In honour of our unveiling of the new record today and the release of No Faith tomorrow, we spoke to frontman Adam Davis about this exciting new release and the creative process behind its writing and recording. We also spoke with Adam about how No Faith differs from anything previously offered by Link 80. Davis also adds a lot of insight and depth into what the album’s overall sentiment is and that it acts as something of a statement on current culture.
“No Faith” is an interesting name for an album, one that insinuates some type of meaning or concept. Can you let us in on the backstory and what No Faith is all about?
Adam Davis: “‘No Faith’ is a statement against the state of the world. Against the government, organized religion, the status quo. The title comes from a lyric on the album, ‘no faith, but I believe in me.’ It’s easy to dismiss your own dedication and hard work in favor of the opinion of naysayers. This album’s theme is believing in yourself, removing the barrier of self doubt and living for today.”
Now Omnigone may be a relatively new band, but it’s not like you’re a bunch of 21 and 22-year-olds trying to find their way in the music scene. What’s it like releasing a debut album in your early 40s?
AD: “Our culture, and especially the music industry, puts a high value on youth. By the time you’re past 25, you’re seen as beyond your prime. Music is for everyone, not only the young. I wouldn’t have guessed that I would be putting out a new album at 42 with a new band, but here I am. I feel like it’s taken me this long to figure it out. 42 doesn’t feel as old as I thought it would.”
The brief, but poignant “Rewrite History” is a good idea of what to expect on No Faith:
How long has No Faith been in the works as a full album? Are these songs written over the course of your musical career, or are they all recent creations?
AD: “We actually didn’t set out to create an album. We went into the studio to record a bunch of songs. When we were done, we had a cohesive album. It came together really naturally. All of the songs on No Faith came about in different ways. Some were written specifically for the album, some were ideas we worked out in the studio, others had been around in one form or another since 2014.”
Now Omnigone, of course, rose out of the ashes in a sense of Link 80, a successful and politically-motivated ska-punk band. What would you say to listeners who are interested in knowing how No Faith differs from Link 80 or what new elements it brings to the table?
AD: “Link 80 had a complicated history packed into a short period of time. I joined the band in 1998, and there was already a lot that had happened. The five years I was in the band had their own ups and downs. When we played the reunion shows in 2016, there was a lot of baggage involved.

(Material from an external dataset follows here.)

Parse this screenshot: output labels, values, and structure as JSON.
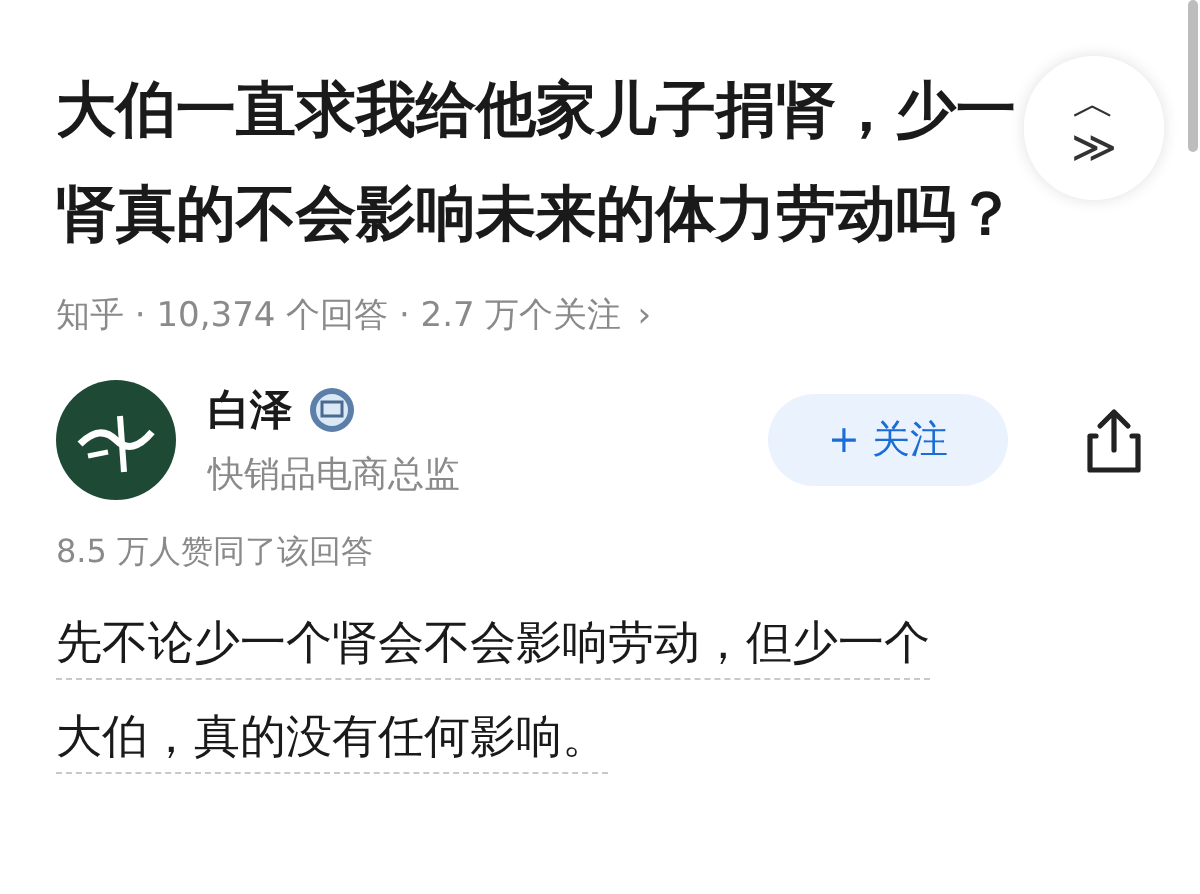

Omnigone builds on the sound Link 80 is known for, without being restricted by self-imposed rules. The writing process in Link 80 was slow and democratic, with Omnigone I write all the songs and we work fast.”
There is a pretty significant cast of collaborators who helped work on No Faith. What was the approach or the thinking behind having so many different musicians contributing to the final effort?
AD: “It’s all about making the most out of my time. I’ve met a lot of great musicians over the years, but everyone is busy with their own lives. With a static line-up, you have to work around everyone’s schedule. This is the best of both worlds. Also, in the studio, the role of the drummer is demanding. I’ve been able to get the most out of an eight-hour recording session by switching out drummers when they get tired.”
Upcoming Tour Dates:
09/13 - 924 Gilman, Berkeley CA (w/ Dan P, Kill Lincoln)
Check out the slithering artwork that accompanies No Faith: